Why do you want to write?
Because one way or another, you want to share your experience and your feelings about your experience, whether through fiction or memoir. You want to tell your story.
And that’s your enemy. Memory, says author Laurie Stone, is the enemy of story.
On Thursday, November 3, Laurie will come to the Women At Woodstock Writers Retreat, share lunch with us, and then discuss this enemy in a most illuminating talk, “Memory is the Enemy of Story.” The gist: nothing is intrinsically interesting or uninteresting. The story is not about what happened, it is about what the narrator makes of what happened. Laurie will talk about layering narrative in two time frames. The narrator describes an action. The narrator conveys to the reader how the narrator felt in the moment of the event–always in the past, whether five minutes ago or ten years ago–and the narrator ALSO weighs in to the reader what the narrator makes of the event NOW. There are two time frames in play in any chunk of narrative. That is what storytelling is. The narrator is in love with something in the story, and must be in love at least with the excitement of telling the story. The reader does not care if something really happened. The reader wants to enter the story as if the story is about the reader. How do we create the conditions for this?
Laurie’s newest book, My Life as an Animal, Stories, (Triquarterly Books) will be available for purchase and signing at Women At Woodstock. Better yet, pre-order your book on Amazon.com and bring it with you. The cost is $17.95 and the publication date is October 15.
You can also attend a reading and launch of the book at the Hudson Opera House on Warren Street in Hudson, New York at 5 pm on Saturday, October 22. Books will be sold and signed there too. There will be light refreshment.
Here is an excerpt from My Life as an Animal, Stories (“I Like Talking to You”):
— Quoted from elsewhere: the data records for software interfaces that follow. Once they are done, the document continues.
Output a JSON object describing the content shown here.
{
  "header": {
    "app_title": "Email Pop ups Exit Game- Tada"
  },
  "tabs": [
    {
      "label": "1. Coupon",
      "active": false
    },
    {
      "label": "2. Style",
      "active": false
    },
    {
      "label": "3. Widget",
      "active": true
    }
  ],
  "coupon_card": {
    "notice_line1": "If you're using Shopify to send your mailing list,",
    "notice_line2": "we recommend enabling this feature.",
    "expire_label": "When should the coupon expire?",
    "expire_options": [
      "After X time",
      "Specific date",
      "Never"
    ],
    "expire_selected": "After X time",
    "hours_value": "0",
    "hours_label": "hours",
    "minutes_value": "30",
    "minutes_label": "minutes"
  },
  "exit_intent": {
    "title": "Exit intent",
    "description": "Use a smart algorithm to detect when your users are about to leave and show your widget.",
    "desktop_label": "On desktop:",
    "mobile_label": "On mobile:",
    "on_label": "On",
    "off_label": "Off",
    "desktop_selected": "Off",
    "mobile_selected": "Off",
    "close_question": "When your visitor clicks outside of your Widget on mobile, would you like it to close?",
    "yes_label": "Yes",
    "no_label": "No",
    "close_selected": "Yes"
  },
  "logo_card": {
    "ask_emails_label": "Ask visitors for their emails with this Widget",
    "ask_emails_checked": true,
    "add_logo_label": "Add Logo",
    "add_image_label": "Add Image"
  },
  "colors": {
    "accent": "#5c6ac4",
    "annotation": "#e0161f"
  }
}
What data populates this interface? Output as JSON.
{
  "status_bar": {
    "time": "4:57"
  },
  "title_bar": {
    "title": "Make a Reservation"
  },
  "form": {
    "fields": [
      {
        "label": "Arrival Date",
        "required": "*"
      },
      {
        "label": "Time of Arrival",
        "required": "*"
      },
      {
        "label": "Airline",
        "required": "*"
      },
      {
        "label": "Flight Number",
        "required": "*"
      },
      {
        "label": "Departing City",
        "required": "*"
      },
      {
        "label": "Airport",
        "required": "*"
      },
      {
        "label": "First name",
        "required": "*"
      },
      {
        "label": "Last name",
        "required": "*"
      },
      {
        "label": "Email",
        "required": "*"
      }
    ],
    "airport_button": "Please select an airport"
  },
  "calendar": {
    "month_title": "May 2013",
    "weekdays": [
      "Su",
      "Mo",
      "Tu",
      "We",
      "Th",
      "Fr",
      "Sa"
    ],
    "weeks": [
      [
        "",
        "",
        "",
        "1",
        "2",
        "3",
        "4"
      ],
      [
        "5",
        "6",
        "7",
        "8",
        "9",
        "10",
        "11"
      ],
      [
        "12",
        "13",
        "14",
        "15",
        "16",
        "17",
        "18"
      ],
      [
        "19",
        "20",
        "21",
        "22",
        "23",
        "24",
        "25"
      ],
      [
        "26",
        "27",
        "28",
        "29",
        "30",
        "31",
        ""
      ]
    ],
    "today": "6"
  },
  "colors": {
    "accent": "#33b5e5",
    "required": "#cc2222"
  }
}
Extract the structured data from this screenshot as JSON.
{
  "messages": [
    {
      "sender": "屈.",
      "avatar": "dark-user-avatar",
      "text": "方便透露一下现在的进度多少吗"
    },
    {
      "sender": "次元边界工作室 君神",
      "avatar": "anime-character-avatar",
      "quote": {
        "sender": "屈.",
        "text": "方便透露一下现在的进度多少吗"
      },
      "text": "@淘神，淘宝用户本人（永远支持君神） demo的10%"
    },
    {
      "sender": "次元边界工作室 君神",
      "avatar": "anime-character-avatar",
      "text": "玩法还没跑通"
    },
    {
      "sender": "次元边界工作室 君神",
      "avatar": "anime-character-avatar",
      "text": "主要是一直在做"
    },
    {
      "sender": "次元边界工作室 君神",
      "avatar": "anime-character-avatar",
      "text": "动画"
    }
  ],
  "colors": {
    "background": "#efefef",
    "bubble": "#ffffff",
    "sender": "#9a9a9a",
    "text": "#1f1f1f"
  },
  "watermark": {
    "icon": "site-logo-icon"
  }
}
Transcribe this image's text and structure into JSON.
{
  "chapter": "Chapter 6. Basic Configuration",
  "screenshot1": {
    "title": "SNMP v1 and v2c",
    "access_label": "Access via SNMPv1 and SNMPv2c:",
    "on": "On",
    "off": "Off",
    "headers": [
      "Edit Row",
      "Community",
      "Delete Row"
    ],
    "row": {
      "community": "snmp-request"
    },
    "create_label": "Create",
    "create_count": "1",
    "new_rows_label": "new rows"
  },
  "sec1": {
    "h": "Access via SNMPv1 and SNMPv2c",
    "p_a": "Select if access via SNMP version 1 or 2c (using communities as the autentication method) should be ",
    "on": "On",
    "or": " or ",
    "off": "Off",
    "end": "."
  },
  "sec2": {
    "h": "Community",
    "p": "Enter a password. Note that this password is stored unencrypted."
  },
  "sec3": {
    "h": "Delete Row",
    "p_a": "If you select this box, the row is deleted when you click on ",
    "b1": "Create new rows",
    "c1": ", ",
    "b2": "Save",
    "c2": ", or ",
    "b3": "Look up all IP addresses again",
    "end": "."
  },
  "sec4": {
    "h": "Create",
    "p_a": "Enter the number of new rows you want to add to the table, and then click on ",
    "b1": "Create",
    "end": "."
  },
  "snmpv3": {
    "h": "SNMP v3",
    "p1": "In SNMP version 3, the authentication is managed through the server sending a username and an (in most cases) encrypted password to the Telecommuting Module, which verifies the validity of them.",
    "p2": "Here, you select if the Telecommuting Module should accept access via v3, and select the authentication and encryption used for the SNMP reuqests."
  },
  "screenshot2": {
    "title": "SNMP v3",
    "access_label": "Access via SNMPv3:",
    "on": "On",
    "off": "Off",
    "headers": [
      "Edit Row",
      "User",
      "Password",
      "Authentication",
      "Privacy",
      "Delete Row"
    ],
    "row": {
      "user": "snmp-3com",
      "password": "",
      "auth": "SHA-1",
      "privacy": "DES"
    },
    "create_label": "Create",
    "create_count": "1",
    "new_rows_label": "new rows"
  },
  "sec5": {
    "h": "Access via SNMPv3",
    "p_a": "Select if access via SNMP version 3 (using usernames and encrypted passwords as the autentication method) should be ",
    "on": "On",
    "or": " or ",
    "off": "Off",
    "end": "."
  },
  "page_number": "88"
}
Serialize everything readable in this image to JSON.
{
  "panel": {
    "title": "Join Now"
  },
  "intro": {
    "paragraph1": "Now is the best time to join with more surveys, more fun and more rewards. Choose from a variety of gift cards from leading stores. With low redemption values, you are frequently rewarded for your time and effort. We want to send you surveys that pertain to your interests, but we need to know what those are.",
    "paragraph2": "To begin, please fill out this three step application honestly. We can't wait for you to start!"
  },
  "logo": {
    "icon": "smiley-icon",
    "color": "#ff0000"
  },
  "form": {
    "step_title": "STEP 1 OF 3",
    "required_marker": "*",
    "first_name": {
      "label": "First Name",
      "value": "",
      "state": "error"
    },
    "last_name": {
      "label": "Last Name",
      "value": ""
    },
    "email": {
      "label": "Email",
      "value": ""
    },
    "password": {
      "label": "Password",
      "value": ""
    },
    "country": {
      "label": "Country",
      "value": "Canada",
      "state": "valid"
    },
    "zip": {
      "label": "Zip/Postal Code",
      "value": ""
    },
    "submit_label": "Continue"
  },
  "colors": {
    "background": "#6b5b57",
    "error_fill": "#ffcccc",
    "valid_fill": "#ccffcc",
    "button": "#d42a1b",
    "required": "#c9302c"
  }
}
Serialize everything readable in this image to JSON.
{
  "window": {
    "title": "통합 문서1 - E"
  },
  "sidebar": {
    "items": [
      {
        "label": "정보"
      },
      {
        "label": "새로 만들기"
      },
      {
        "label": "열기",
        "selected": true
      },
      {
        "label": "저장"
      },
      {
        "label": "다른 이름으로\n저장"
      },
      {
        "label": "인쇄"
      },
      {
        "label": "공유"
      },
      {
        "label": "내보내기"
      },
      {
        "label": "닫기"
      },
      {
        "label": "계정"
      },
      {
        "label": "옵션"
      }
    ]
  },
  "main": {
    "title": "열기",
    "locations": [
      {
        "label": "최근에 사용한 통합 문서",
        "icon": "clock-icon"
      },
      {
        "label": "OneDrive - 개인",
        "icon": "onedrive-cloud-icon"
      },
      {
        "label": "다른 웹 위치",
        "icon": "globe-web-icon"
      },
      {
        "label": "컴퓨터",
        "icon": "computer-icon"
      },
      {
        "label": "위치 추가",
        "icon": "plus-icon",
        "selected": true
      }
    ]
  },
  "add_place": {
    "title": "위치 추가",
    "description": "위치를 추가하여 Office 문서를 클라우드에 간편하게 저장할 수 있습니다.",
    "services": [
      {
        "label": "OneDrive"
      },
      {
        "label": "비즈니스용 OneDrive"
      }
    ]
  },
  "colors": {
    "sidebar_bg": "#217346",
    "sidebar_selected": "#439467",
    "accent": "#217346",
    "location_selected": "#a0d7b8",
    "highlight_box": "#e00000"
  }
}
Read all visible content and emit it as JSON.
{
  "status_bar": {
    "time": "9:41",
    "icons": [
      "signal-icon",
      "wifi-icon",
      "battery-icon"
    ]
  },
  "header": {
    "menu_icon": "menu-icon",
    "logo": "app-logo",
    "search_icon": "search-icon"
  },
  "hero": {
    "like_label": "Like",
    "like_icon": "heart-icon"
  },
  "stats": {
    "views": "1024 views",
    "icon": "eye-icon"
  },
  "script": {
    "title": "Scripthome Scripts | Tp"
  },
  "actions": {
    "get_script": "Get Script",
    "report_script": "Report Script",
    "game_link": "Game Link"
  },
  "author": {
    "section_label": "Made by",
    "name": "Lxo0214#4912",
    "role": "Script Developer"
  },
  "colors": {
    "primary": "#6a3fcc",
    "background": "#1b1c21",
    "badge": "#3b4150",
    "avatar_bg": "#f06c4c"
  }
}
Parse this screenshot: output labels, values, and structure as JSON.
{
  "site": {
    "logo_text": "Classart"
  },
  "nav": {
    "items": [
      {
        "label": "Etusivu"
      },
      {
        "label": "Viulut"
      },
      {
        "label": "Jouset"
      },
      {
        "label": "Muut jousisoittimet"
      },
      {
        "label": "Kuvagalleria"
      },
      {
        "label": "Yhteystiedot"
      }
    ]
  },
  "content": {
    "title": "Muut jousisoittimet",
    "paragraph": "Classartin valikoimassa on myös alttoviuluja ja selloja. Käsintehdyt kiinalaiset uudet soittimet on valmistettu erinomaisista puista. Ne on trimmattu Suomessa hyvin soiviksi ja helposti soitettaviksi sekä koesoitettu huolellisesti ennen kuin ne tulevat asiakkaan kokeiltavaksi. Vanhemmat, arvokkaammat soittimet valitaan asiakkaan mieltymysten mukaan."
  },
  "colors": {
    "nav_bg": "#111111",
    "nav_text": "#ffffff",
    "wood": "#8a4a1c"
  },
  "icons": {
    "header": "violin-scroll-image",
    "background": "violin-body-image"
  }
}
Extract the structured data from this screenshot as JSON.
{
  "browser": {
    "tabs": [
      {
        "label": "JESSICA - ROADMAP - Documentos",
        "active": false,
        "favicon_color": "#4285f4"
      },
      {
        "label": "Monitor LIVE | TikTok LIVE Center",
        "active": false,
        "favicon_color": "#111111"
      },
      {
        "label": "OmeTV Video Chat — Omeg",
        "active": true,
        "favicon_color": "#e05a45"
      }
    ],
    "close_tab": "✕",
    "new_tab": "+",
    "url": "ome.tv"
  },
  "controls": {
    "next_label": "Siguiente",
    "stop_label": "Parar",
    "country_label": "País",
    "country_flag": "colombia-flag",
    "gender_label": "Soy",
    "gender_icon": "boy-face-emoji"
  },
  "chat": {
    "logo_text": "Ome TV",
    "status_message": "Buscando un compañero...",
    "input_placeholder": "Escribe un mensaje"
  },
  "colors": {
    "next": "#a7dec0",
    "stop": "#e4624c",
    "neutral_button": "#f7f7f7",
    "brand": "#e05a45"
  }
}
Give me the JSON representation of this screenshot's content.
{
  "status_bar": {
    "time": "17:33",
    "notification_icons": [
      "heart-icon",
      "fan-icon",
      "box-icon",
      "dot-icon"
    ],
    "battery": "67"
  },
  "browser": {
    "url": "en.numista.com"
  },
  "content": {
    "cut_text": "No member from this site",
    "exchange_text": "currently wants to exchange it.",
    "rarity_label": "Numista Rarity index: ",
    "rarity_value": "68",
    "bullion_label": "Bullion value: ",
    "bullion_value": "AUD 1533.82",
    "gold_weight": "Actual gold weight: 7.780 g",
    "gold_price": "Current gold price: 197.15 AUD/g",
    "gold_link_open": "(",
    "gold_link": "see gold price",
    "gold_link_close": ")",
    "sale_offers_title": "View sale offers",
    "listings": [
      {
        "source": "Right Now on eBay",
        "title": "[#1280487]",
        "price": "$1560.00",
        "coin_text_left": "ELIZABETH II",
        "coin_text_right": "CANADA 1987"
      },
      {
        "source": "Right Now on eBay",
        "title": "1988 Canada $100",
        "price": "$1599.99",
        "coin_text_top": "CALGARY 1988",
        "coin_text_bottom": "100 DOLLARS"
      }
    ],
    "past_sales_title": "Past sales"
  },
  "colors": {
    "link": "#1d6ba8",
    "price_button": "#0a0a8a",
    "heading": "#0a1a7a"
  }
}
Richard and I stopped at a Starbucks. Most of the seats were occupied by wedding planners and chubby, sad-eyed brides-to-be. We found a table and I said, “I once sat next to Shari Lewis on a plane.” I could see myself in the window seat and Shari to my left, her hair a nimbus of curls. She did not look much older than when, as a child, I had watched her on TV with her sock puppet, Lamb Chop. Even then I had found it disturbing to name an animal after a cut of its own meat. Richard said, “Suzanne sat next to Shari Lewis on a plane. They had a long conversation.” Suzanne and Richard were married when Richard and I met. I said, “Do you think I stole her memory?” I could see Shari’s foundation makeup caking in little creases around her eyes. I said, “Is it possible we both sat next to Shari Lewis on a plane?” He said, “No.”
Later, at a bistro, he said, “I’m a moody person.” He was reading a book about Byron, and he thought he shared something of the club-footed poet’s malcontent. I said, “Okay,” meaning, Yes, you are! He was in mourning, but you would not know it to look at him. It was British mourning, no tears and lamentation. He said, “I can’t sit around waiting for grief to come, if it ever will. Maybe I should read a book about bereavement, Death for Dummies, or I could check out Barnes & Noble to see if there’s a kit that could help me miss my parents, like there are kits that teach you to juggle, or learn rock guitar, or throw a horoscope.” I said, “You throw pots, not horoscopes.” He ordered a glass of wine, saying, “I need to lift my spirits.” I did not say the thing I was thinking about using wine to lift your spirits, and while I was sitting there I thought about the benefits of silence. There is something about language that hurts the thing it describes. After a while of swallowing my feelings, I worried I was turning English, which felt vaguely anti-Semitic and made me miss my own dead parents.